Summer schools are additional lessons or classes organised during the summer holidays. They are often designed as catch-up programmes, although some do not have an academic focus and concentrate on sports or other non-academic activities. Others have a specific aim, such as supporting pupils at the transition from primary to secondary school or preparing high-attaining pupils for university.
Other approaches to increasing learning time are included in other sections of the Toolkit, such as homework and extending school time.
1. Summer schools have a positive impact on average (three months’ additional progress), but can be costly and time intensive to implement. Providing additional support during the school year may be a more cost effective approach to improving outcomes.
2. Summer school provision that aims to improve learning needs to have an academic component. Summer schools that include an intensive teaching component, such as using small group, have higher impacts, on average.
3. Maintaining regular attendance at summer schools can be challenging, in particular for disadvantaged pupils. It is crucial to consider how summer schools will attract and engage pupils to prevent attainment gaps widening.
4. Summer schools that use teachers that are known to the pupils have a higher impact, on average, but may be even more expensive to implement.
5. Summer schools can also provide additional experiences and activities, such as arts or sporting activities. This might be valuable in and of themselves or be used to increase engagement alongside academic support.
On average, evidence suggests that pupils who attend a summer school make approximately three additional months’ progress compared to similar pupils who do not attend a summer school.
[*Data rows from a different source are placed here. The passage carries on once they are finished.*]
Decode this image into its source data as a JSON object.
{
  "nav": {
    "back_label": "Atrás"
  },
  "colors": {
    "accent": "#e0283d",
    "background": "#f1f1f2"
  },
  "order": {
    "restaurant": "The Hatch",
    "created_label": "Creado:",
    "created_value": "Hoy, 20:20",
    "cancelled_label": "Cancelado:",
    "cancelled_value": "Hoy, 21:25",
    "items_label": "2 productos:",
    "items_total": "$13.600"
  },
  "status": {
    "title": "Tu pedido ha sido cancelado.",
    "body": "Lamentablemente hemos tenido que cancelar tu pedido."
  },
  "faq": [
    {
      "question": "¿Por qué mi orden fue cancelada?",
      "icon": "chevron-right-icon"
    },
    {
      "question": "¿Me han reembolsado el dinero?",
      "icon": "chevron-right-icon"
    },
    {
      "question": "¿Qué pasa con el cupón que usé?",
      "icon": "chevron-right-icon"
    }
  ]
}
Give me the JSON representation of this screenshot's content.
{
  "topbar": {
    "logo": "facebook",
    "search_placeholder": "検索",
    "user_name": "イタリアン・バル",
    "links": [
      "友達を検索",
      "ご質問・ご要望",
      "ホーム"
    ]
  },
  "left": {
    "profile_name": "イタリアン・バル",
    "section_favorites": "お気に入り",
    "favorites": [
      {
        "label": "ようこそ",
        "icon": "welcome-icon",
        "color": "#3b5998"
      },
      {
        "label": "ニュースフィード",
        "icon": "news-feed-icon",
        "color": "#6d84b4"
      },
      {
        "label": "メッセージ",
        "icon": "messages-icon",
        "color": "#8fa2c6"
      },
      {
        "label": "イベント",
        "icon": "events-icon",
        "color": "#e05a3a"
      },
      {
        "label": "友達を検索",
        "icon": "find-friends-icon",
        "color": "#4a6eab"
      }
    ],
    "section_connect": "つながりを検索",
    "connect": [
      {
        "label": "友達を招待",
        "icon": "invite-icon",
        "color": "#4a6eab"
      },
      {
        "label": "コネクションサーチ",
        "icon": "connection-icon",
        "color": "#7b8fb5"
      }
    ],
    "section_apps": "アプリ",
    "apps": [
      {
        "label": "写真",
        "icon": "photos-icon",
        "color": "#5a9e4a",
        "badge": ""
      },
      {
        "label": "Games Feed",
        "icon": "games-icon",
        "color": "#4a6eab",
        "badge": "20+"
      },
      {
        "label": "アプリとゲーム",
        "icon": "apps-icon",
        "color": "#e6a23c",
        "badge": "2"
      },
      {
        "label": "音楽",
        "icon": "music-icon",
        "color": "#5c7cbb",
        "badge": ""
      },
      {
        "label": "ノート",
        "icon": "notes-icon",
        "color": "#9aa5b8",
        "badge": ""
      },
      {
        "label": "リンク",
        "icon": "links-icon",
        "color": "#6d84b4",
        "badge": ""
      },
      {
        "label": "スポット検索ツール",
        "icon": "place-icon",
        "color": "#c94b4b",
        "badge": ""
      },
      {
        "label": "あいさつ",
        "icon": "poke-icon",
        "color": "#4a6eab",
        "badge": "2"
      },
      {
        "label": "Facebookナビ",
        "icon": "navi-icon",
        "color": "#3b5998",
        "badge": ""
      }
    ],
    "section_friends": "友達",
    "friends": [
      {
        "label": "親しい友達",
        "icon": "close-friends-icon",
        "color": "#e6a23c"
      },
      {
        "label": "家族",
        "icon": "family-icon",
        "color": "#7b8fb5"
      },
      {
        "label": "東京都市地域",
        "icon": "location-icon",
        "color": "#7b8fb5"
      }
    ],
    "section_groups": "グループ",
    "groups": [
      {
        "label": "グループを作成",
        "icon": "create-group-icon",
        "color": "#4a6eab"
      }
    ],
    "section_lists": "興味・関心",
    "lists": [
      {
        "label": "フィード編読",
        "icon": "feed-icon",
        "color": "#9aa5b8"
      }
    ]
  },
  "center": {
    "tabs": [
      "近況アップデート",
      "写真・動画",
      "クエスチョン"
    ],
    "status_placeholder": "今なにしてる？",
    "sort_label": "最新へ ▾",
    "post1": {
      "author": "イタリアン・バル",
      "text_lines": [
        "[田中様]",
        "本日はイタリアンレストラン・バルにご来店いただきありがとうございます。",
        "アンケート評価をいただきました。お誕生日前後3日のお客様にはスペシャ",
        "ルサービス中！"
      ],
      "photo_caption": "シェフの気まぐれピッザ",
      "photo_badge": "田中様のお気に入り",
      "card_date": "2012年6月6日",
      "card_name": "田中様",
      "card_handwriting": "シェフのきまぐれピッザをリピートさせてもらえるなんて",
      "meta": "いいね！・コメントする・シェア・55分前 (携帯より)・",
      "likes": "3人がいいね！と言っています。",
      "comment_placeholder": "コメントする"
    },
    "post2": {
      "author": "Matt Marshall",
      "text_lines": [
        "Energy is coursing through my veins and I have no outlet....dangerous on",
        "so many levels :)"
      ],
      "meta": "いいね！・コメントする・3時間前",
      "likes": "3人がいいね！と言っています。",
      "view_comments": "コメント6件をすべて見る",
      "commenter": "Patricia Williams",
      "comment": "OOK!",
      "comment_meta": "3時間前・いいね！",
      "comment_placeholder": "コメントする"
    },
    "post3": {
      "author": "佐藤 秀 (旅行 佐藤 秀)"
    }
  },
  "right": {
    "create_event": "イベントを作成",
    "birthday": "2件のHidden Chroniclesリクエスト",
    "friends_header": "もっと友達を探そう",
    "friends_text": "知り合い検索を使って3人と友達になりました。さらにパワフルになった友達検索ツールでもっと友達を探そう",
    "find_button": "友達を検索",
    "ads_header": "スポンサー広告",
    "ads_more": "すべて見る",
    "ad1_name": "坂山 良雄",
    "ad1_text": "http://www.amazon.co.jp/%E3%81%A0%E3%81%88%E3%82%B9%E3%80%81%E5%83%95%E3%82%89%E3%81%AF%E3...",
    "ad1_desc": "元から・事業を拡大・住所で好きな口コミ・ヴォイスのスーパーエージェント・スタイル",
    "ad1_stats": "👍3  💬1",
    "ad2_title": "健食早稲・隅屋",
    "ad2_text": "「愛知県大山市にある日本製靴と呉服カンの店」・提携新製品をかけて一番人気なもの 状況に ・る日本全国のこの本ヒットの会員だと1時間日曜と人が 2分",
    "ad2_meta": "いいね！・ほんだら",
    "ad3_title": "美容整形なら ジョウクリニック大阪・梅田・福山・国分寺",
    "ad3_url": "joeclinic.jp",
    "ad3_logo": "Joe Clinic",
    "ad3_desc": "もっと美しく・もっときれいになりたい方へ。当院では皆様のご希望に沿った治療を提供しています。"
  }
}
Greater impact can be achieved when summer schools are intensive, well-resourced, and involve small group or one to one teaching by trained and experienced teachers. It does appear to be an advantage to have teachers who are known to the pupils (typically +4 months overall). In contrast, summer schools without a clear academic component are not usually associated with learning gains, though they may have other benefits.
There is limited data on the provision of summer schools on the African continent. After conducting a systematic search, no studies were found or reported on summer school or holiday classes in Sub-Saharan Africa (SSA) and or Middle Africa.
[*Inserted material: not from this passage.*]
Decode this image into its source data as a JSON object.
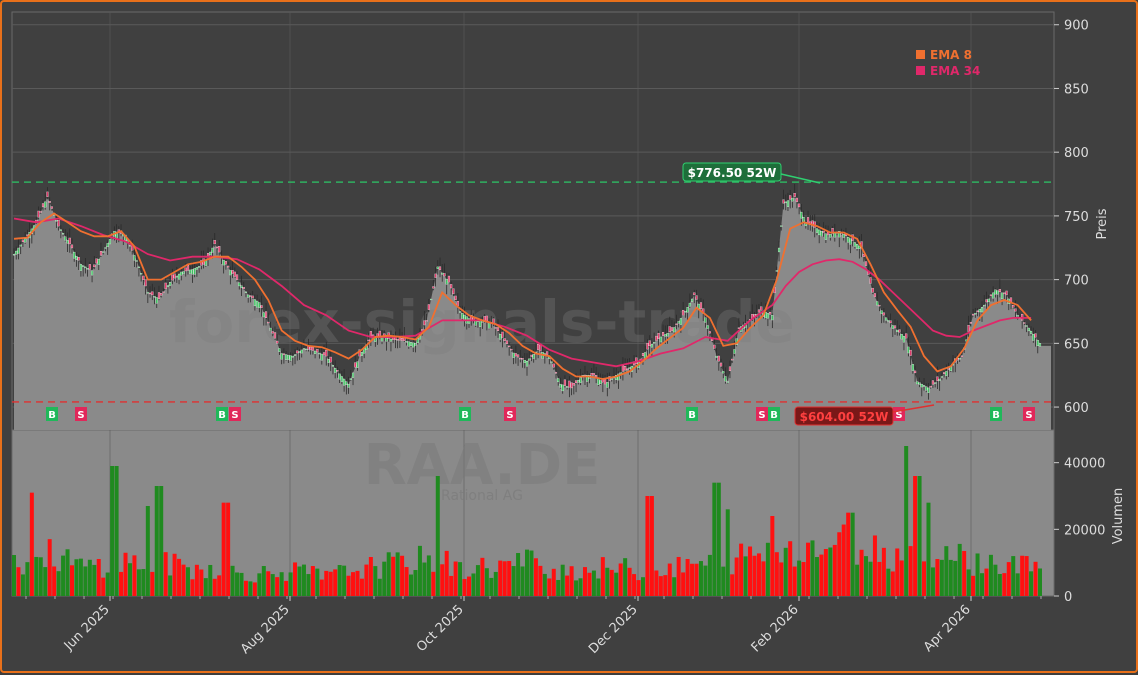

Although there are fewer studies for secondary school pupils, the impact is similar for both primary and secondary age pupils.
Effects tend to be higher for literacy (three months’ additional progress) than mathematics (two months’ additional progress). There is very limited evidence for other subjects, such as science, where positive effects have been found.
The evidence indicates that more intensive teaching approaches, such as small group and one-to-one, are more effective (+5 months).
Summer schools impact academic outcomes through providing additional time over the summer that leads to additional learning. This additional learning time may also be targeted to pupils that have struggled in particular areas of the curriculum. Schools implementing the approach should therefore consider:
Ensuring that there is additional learning time in key subjects.
Ensuring that target pupils get access to the additional time by attending and successfully participating in the summer school.
Including appropriately targeted additional support within summer schools.
Liaising with feeder primary schools for summer schools targeting the transition.
Summer schools may also include other enrichment and engagement activities such as arts and sports activities or educational visits. These can be an important component for maintaining engagement in an academically targeted summer school or an important activity in and of themselves, if the summer school has broader goals.
Summer schools are typically delivered over two or three weeks. Some studies have examined longer summer school programmes of up to six weeks, though these are unusual and some have found particular issues with maintaining attendance. Schools may choose to provide programmes immediately after the end of the summer term, during the summer break, or immediately prior to the start of the new school year.
The costs of summer schools within SSA are likely to be very low given that fees paid for summer classes during the holiday period is not high. In addition, the frequency at school is much lower than at regular school times. Not all school facilities are used hence, remuneration for summer school-teachers and maintenance are much lower.Summer schools will require a large amount of staff time, compared with other approaches. Summer schools may be delivered by a mix of teachers, pastoral and support staff, external providers (such as literacy charities or sports groups) or volunteers.
Alongside time and cost, school leaders should consider how to maximise the academic component of summer school provision, ensuring it is well-resourced, appropriately staffed and closely targeted at pupil learning needs. School leaders should avoid approaches that increase teacher workload without securing pupil learning gains and should consider whether approaches detract from teachers’ capacity to plan high-quality teaching and learning in the next academic year.
The security of the evidence around summer schools is rated as low. 59 studies were identified that meet the inclusion criteria for the Toolkit.
Overall, the topic lost an additional padlock because a large percentage of the studies are not randomised controlled trials. While other study designs still give important information about effectiveness of approaches, there is a risk that results are influenced by unknown factors that are not part of the intervention.
There is no available research of the impact of summer schools on educational attainment in SSA. Robust research is urgently needed to address this evidence gap.
As with any evidence review, the Toolkit summarises the average impact of approaches when researched in academic studies. It is important to consider your context and apply your professional judgement when implementing an approach in your setting.